An unexpected reunion at a video game commercial shoot set fists flying between the retired boxers. It was hilarious watching the pair flail about like two wrinkly Buzz Lightyears in those ridiculous green suits. Inevitably, the spat goes viral and the grudge match is very much back on.

De Niro and Stallone sparred well off each other. The insults and jibes were snappy and quick witted. It wasn’t long before we discover the real reason behind their rivalry. What could possibly put two men against each other? Bingo, a woman. In the form of the lovely Kim Basinger, who still ain’t looking too bad. What? She had good chemistry with Stallone and made the cliched cheesy romance subplot a little more bearable.

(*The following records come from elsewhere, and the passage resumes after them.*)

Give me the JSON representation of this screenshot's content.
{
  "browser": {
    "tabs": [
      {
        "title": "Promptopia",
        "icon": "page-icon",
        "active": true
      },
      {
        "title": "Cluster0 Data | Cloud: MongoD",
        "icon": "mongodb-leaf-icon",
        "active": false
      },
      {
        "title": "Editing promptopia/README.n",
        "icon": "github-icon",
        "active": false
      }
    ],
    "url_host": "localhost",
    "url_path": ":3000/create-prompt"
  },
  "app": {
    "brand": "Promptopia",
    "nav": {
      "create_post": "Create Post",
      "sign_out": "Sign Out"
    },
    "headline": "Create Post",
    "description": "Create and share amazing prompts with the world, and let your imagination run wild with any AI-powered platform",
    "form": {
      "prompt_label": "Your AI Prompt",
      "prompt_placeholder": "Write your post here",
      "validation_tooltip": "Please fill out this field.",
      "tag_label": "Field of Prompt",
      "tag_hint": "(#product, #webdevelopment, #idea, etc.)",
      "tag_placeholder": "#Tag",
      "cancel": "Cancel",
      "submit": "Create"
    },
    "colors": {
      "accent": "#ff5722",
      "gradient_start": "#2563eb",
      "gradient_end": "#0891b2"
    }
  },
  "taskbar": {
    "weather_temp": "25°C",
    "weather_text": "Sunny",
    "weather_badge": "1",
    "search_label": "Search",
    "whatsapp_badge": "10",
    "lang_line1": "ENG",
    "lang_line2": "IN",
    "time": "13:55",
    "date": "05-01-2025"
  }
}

The grudge match opened opportunities for the old codgers. For the Kid? A chance to appease his ego. For the Razor? Money to help take care of his old trainer. The scene stealing Alan Arkin (Little Miss Sunshine). And once Kevin Hart was thrown into the mix, the lumbering pace picked up. I never thought Arkin and Hart would make such an entertaining duo.

For all the negative press, I expected something worse. Grudge Match was hardly original. The pace was patchy and the cliched schmaltzy guff was a little predictable BUT it was still easygoing enough and delivered the odd chuckle. Stallone’s training montage was brilliant. A perfect Rocky parody by the man himself. Struggling to drink eggs and wondering why the hell he’s punching meat in a freezer.

The fight scenes weren’t bad BUT I was left wanting by the finale. It was all build up with some promising sequences as the old boys gave it a good ol’ go. BUT it was rushed and quick cut. Whether that was to make up for the ailing actors? I’m not sure. Shame. The tone was all over the pace. The video game scrap. Good. Fighting while skydiving? OTT and stupid. The subplot involving Billy’s newly discovered son (Jon Bernthal – The Walking Dead) was wafer thin and dreadfully cliched.

A mixed bag. Easygoing enough BUT if you were expecting Motta v Balboa, you’ll be left disappointed but give ’em a break. They do their best with the material. It’s just a shame that the material was a little weak. For the boxing nuts, hang on for the credits if you want to see a proper boxing rivalry revisited.

2.5/5